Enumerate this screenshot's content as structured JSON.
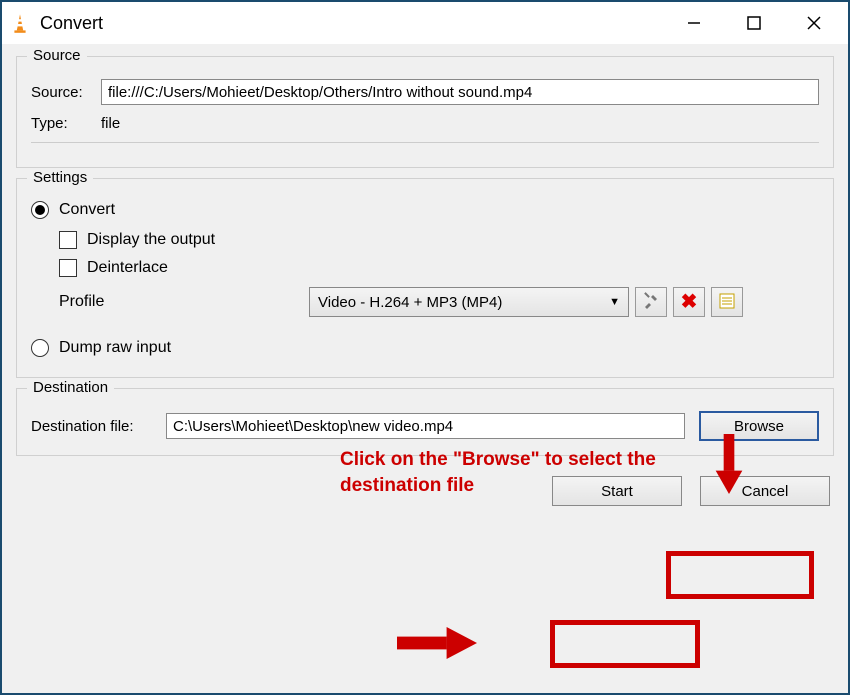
{
  "window": {
    "title": "Convert"
  },
  "source_group": {
    "legend": "Source",
    "source_label": "Source:",
    "source_value": "file:///C:/Users/Mohieet/Desktop/Others/Intro without sound.mp4",
    "type_label": "Type:",
    "type_value": "file"
  },
  "settings_group": {
    "legend": "Settings",
    "convert_label": "Convert",
    "display_output_label": "Display the output",
    "deinterlace_label": "Deinterlace",
    "profile_label": "Profile",
    "profile_value": "Video - H.264 + MP3 (MP4)",
    "dump_raw_label": "Dump raw input"
  },
  "destination_group": {
    "legend": "Destination",
    "dest_label": "Destination file:",
    "dest_value": "C:\\Users\\Mohieet\\Desktop\\new video.mp4",
    "browse_label": "Browse"
  },
  "footer": {
    "start_label": "Start",
    "cancel_label": "Cancel"
  },
  "annotation": {
    "helper_text": "Click on the \"Browse\" to select the destination file"
  },
  "icons": {
    "tools": "tools-icon",
    "delete": "delete-icon",
    "new_profile": "new-profile-icon"
  }
}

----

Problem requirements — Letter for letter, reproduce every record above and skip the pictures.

Response area —
Enumerate this screenshot's content as structured JSON.
{
  "window": {
    "title": "Convert"
  },
  "source_group": {
    "legend": "Source",
    "source_label": "Source:",
    "source_value": "file:///C:/Users/Mohieet/Desktop/Others/Intro without sound.mp4",
    "type_label": "Type:",
    "type_value": "file"
  },
  "settings_group": {
    "legend": "Settings",
    "convert_label": "Convert",
    "display_output_label": "Display the output",
    "deinterlace_label": "Deinterlace",
    "profile_label": "Profile",
    "profile_value": "Video - H.264 + MP3 (MP4)",
    "dump_raw_label": "Dump raw input"
  },
  "destination_group": {
    "legend": "Destination",
    "dest_label": "Destination file:",
    "dest_value": "C:\\Users\\Mohieet\\Desktop\\new video.mp4",
    "browse_label": "Browse"
  },
  "footer": {
    "start_label": "Start",
    "cancel_label": "Cancel"
  },
  "annotation": {
    "helper_text": "Click on the \"Browse\" to select the destination file"
  },
  "icons": {
    "tools": "tools-icon",
    "delete": "delete-icon",
    "new_profile": "new-profile-icon"
  }
}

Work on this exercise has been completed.